Then close out your day by dining at Felice A Testaccio. Try the veal and braised lamb along with the eggplant parmesan. They also serve a beautiful mixed seafood platter with artichoke hearts and a mixed salad. Their Spaghetti à la Felice is also lovely and light. And definitely order their tiramisu. The zabaione tiramisu was a clever take on a traditional tiramisu; decadent, satisfying, and extremely smooth.
Day 3: Visit the Colosseum, Palatine Hill, and the Roman Forum
The tour guide explained that the Palatine Hill and Roman Forum is actually one place and you can try buying tickets just for the Palatine Hill if you prefer. But why skip out on the Colosseum if you can spare the time to visit it? Again, buy a tour on Viator so you don’t waste time waiting in line.
The Colosseum, as cliché as it might sound, is a glorious structure and even more so when you view it from the inside. Also try catching a view of the Colosseum at night when all the arches are lit up. It’s quite romantic. The Palatine Hill gives an amazing view of the Roman Forum; it’s completely worth walking the several flights of stairs to see it from above.
A 3 hour tour of the Colosseum and its companion sites is exhausting (as amazing as it is to see and touch these ancient structures). Head over to any local bar and grab a beer before heading to Hostaria Isidoro for a tasting menu of classic Roman pasta dishes. Check their site for updates, but as of October 2023 they still had assorted pasta tasting options starting at 2 plates and going up to 9. The server recommended always starting with a smaller amount because they can’t stop the chef once he starts cooking! Order 3 or 4 pasta tasters to start and you can always add more tastings if you didn’t get enough. It’s a perfect place to get scrumptious samples of various pasta dishes in one night.

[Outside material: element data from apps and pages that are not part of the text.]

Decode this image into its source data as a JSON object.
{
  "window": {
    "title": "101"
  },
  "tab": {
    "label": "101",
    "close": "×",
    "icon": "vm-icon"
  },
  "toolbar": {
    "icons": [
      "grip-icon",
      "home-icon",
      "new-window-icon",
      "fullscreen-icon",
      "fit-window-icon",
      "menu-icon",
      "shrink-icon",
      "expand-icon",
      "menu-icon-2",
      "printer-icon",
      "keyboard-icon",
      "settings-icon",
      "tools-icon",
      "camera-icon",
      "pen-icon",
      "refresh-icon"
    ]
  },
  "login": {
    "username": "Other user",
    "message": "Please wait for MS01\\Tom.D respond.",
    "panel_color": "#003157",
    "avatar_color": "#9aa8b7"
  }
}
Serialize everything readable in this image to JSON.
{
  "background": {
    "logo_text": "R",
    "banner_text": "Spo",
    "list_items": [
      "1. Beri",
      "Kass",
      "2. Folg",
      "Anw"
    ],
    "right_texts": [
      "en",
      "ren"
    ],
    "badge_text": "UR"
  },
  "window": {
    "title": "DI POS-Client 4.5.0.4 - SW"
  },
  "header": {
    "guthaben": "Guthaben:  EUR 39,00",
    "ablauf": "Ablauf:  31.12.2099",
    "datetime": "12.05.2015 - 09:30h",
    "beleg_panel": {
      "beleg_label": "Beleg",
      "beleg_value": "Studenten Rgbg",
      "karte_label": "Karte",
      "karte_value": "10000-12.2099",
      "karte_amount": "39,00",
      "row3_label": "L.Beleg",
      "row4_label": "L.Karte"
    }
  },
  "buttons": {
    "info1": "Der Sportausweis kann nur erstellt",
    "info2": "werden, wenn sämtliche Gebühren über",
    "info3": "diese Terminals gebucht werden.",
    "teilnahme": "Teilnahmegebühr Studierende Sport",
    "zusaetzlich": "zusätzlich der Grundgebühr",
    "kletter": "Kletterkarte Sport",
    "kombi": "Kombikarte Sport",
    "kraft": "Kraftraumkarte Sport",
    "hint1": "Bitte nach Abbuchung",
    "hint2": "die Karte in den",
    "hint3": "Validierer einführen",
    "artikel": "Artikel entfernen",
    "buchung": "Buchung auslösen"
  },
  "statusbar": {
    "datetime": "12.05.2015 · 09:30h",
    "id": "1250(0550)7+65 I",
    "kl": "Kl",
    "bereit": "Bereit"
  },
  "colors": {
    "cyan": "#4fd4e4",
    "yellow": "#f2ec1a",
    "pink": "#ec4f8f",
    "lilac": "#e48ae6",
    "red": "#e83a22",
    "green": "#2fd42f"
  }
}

If you’ve read most of my posts, then you know I generally advise everyone to end their day on a sweet note. Try Gelateria Da Constanza (Via di S. Giovanni in Laterano, 40, 00184 Roma RM, Italy) They serve the. Best. Gelato. Ever. I had a zabaione gelato and it was the smoothest gelato I’ve tasted to date. The texture was perfectly creamy and delicious. Enjoy your gelato while sitting on a bench with a view of the Colosseum in front of you. It’s pure luxury and a wonderful way to end your 3 days in Rome.